    what about building an open plan house, then once it has passed inspection construct these as freestanding room dividers--furniture, not architecture. also a flexible floor plan. ; )

    this is very exciting idea I hope some day to be able to use.

    2 replies
    Owen GeigerAntonioMDC

    Reply 8 years ago on Introduction

    You've brought up some interesting possibilities:
    - incorporate certain aspects of quilting (sure, why not)
    - insulated ceilings (yes, but fire resistance is very important)
    - combine aspects of yurt lattice with insulated walls
    - build interior walls later after the inspectors are gone

    But I wouldn't want much plastic in the house. As far as I know, all plastic offgasses at least a little. You can buy cotton insulation made from recycled jeans, so why not make your own?

    terrefirmaOwen Geiger

    Reply 7 years ago on Introduction

    What are your thoughts on the safety of domestic -or imported- cotton? How could one know if it was originally sprayed w/pesticide, bleached, etc? Also, what about repurposing clothing that is past its prime and unrecyclable? thanks

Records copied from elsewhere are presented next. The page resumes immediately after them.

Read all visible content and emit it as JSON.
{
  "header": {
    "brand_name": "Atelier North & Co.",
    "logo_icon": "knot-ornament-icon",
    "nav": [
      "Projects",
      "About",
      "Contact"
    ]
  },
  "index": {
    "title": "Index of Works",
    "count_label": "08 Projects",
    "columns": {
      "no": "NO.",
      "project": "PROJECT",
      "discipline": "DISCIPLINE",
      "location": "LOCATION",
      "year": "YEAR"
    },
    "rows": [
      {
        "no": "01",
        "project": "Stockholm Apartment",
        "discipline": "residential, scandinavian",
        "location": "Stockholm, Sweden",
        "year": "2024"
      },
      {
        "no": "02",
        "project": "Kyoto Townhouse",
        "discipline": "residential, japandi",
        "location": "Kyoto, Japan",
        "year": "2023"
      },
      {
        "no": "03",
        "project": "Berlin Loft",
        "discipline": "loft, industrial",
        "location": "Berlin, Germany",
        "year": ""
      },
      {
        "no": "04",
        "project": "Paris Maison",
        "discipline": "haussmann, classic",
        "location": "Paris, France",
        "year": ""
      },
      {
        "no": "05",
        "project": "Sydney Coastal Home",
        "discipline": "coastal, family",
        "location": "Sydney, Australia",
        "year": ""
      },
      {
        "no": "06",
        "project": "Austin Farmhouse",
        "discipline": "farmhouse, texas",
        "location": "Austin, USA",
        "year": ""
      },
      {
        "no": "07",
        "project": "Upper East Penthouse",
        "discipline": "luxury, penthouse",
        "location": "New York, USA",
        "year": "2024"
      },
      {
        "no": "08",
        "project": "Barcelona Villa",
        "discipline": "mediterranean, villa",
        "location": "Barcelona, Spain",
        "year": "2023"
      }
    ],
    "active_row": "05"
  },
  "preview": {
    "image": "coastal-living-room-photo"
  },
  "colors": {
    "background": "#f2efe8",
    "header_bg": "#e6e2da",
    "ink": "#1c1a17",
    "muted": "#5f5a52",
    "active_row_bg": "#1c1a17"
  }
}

    8 years ago on Introduction

    great Idea, I am unable to make out how to anchor the door frame into these walls. Can you guide me

    1 reply
    Ben Mighall

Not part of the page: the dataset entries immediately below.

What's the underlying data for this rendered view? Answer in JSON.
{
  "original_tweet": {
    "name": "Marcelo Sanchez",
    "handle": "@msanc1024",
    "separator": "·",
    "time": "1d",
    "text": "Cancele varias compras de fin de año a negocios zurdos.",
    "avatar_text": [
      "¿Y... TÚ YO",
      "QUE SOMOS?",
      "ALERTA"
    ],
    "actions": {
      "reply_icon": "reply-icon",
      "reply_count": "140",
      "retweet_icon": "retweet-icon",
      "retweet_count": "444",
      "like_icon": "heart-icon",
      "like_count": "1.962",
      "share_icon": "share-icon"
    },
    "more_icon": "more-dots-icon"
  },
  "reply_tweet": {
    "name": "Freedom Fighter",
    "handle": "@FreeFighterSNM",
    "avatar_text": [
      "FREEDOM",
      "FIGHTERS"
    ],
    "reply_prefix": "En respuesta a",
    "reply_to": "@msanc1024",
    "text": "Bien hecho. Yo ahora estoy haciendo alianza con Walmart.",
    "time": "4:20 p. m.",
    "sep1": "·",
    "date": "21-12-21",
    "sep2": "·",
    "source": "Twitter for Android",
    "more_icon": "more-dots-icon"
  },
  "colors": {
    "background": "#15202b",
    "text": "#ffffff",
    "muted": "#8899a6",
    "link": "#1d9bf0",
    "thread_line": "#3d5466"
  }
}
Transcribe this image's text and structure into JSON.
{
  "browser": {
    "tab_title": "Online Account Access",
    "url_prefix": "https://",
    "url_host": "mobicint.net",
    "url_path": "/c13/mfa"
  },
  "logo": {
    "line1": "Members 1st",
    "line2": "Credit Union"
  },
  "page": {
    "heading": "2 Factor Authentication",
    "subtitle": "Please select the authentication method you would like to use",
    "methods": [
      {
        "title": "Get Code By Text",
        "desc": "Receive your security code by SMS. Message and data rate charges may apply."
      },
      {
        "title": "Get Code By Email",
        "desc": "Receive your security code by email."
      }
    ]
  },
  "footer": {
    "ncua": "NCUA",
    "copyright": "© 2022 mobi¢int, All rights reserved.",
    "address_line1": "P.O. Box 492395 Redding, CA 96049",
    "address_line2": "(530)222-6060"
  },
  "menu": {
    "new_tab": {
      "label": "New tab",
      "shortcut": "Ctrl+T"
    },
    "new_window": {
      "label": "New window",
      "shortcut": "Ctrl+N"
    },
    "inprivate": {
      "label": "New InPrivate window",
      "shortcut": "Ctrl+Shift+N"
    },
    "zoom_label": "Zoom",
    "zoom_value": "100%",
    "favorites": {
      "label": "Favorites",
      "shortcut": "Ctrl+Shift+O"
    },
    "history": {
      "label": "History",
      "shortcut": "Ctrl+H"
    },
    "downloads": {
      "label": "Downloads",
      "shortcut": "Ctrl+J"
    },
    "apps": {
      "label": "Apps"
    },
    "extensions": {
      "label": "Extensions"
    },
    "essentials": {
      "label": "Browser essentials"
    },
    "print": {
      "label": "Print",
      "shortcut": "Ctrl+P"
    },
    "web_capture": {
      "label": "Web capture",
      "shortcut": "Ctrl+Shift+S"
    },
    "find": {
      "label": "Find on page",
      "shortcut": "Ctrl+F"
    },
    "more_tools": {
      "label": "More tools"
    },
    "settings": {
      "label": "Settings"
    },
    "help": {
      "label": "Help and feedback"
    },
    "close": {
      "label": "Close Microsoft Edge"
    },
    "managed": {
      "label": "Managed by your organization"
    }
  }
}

    8 years ago on Introduction

    Hey, is there a way that I can get bamboo in La Crosse, WI?
    Also what kind of insulation do you suggest?

    1 reply

    It's best to use what is locally available. In your case, you could probably find saplings, lodge poles, 'rippers' (ex: 1"x1" wood strips) from mills, etc.


    8 years ago on Introduction

    This seems like it would be a great Idea for insulating a permanent or semipermanent Yurt, although one would have to alter the design to allow it to curve. You could probably just make a lattice out of the bamboo in the same way as the yurt's walls are made. Thanks for being an innovator!

    1 reply

    8 years ago on Introduction

    Owen, thank you for posting this. We have several upcoming earthbag building works in Nepal and this is exactly what we have been thinking for our inside walls. If I am correct, the best is to have dried bamboo instead of the green one you are showing on the picture. For tying, we will go with bamoo fiber (called Choya in Nepal), that is very strong and stays pretty intact on surface of bamboo that is normally smooth. rice hulls are available aplenty here.

    Thank you once again!

    1 reply